Pre-departure Jitters

New Year’s Eve is always a symbol of new beginnings, positive change, and overall good vibes emanating from the start of something fresh. This year, as I dressed up for my family’s annual themed New Year’s gathering was all that and more.

I fly out to Barcelona on January 2nd for my semester abroad through Spanish Studies Abroad. I’ve never flown alone, I’ve never been to Europe, but I’ve also never been one to shy away from a life-changing opportunity.

I’ll try everything once. I may lose sleep thinking through everything I need to pack or every step of the flying process or worrying that I’ll forget a certain conjugation of an irregular Spanish verb. But I always make it through nonetheless. To say I’m not stressed out would be a blatant disregard for the truth. I am stressed, but it’s the good kind of stress not the silent-floor-of-the-library-before-finals-week kind of stressed. This stress is overpowered by my excitement to learn a new culture and to learn about myself along the way.

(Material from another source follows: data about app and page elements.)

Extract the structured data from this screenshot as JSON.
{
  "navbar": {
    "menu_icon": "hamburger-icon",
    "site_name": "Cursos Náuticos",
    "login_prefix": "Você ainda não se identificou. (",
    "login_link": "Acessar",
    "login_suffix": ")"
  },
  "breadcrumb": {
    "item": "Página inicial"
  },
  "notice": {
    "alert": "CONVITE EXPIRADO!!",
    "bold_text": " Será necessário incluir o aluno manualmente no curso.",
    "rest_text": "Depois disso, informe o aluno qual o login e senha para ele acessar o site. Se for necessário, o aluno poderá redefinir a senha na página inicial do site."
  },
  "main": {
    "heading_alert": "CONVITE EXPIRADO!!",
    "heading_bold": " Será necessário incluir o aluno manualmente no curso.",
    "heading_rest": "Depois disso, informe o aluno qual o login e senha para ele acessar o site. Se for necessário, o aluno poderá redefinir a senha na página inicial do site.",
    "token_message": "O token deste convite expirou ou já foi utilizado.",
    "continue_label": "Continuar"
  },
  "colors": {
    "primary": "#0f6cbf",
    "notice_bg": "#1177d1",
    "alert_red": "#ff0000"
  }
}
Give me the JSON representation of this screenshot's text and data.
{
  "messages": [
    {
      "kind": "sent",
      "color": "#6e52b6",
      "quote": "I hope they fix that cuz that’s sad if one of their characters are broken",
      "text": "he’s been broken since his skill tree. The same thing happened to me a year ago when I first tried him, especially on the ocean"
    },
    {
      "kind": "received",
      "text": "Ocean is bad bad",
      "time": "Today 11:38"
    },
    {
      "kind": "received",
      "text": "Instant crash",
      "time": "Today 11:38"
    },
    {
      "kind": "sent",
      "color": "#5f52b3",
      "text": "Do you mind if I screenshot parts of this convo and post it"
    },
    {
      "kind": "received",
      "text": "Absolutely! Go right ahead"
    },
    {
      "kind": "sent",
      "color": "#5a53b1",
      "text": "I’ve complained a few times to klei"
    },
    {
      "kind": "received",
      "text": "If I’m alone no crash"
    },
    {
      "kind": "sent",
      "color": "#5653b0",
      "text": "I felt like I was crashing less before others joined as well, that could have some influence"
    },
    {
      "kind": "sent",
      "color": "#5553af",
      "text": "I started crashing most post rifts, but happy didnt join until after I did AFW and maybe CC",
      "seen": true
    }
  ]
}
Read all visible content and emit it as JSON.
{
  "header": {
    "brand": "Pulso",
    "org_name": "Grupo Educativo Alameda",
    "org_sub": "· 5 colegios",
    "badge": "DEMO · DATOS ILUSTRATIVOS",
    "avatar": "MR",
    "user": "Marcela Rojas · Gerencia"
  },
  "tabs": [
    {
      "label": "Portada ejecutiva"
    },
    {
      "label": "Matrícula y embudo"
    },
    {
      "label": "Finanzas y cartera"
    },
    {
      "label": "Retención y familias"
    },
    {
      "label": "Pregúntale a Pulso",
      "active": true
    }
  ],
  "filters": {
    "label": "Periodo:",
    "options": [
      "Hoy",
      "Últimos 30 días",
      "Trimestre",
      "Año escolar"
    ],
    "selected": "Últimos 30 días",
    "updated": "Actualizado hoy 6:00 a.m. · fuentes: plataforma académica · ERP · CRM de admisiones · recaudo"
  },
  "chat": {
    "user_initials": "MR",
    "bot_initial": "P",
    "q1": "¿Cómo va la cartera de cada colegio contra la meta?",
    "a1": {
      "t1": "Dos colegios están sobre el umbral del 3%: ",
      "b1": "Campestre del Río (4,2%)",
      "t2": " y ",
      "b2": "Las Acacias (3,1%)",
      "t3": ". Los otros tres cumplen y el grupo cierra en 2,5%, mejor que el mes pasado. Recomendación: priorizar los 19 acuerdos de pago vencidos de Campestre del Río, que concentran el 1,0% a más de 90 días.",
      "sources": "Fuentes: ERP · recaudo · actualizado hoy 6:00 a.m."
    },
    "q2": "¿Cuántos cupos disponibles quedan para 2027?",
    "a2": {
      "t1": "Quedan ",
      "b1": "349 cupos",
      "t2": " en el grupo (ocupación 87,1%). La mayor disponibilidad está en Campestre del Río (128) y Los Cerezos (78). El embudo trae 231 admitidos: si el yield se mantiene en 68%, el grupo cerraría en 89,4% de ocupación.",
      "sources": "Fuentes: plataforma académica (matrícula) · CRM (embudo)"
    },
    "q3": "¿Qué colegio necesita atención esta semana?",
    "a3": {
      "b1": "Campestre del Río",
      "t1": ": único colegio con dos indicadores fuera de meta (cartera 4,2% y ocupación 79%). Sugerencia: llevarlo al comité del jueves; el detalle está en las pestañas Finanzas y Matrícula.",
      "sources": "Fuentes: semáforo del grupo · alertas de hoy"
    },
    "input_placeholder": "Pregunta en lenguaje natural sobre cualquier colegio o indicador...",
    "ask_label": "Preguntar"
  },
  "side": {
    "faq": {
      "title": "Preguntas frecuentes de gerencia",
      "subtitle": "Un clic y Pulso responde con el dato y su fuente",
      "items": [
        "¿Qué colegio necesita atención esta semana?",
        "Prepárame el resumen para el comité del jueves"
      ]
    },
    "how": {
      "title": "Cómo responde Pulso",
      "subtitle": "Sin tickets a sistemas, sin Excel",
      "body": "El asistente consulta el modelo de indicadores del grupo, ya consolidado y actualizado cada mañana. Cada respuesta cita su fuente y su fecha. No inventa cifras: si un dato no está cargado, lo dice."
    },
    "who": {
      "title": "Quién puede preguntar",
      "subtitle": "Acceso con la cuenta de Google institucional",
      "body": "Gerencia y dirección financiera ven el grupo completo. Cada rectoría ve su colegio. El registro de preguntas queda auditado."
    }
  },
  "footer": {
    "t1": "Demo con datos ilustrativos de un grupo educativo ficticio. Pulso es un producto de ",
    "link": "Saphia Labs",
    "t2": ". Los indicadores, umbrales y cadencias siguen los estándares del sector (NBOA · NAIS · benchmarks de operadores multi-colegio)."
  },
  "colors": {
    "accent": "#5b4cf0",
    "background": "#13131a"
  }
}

I’ve never heard of someone regretting their study abroad experience. Everyone always talks about how their lives have changed for the better because of their semester-long immersion in something new and I can’t wait to feel like a part of that. In fact, this semester abroad might just be the first big “adult” thing that I do in my life. I have no doubt that my life will be better because of it.
I, of course, can’t wait for the food and the museums and all of the sightseeing. I’m excited to learn about another culture, learn another language, and to grow amazing friendships. But what I look forward to above all else is the moment I stop feeling like a tourist and start feeling like a local. I’m staying for four months after all, going to school and living in the area which I think that’s enough time for me to know what I’m doing — or at least to look like I know what I’m doing. I know at some point Barcelona is going to start to feel like my home away from home, and I hope that feeling never leaves so years down the road I can revisit this place and all of the streets that I walked as a hopeful, scared, excited and nervous 20 year old and think to myself, “Wow, I really did that.”